• Exercise materials:
================

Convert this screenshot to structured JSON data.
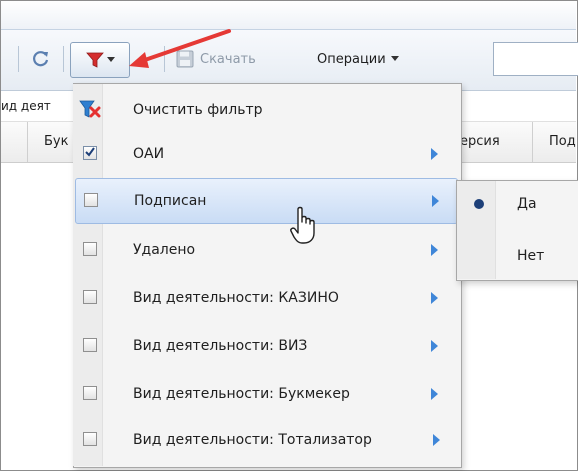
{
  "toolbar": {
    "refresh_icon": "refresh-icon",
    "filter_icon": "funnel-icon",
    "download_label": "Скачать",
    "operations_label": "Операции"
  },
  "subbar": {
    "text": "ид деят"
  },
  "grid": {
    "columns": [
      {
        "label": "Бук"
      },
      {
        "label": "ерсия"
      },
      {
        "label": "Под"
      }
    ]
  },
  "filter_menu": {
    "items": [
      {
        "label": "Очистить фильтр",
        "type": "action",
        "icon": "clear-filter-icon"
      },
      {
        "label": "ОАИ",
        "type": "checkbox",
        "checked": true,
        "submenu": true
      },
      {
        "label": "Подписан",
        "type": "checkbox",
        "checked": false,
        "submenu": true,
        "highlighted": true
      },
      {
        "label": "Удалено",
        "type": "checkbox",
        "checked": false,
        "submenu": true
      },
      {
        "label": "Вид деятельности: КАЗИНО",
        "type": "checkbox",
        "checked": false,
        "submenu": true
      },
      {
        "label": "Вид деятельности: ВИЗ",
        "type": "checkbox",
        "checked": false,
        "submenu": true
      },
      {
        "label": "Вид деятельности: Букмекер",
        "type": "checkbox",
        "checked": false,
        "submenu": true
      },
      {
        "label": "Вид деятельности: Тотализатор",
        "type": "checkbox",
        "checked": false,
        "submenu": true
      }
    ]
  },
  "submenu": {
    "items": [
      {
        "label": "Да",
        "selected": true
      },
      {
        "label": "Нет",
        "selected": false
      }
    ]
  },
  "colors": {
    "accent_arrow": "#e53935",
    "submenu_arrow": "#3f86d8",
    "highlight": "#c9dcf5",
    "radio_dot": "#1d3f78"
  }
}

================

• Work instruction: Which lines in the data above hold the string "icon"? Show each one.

• Solution for this problem:
    "refresh_icon": "refresh-icon",
    "filter_icon": "funnel-icon",
        "icon": "clear-filter-icon"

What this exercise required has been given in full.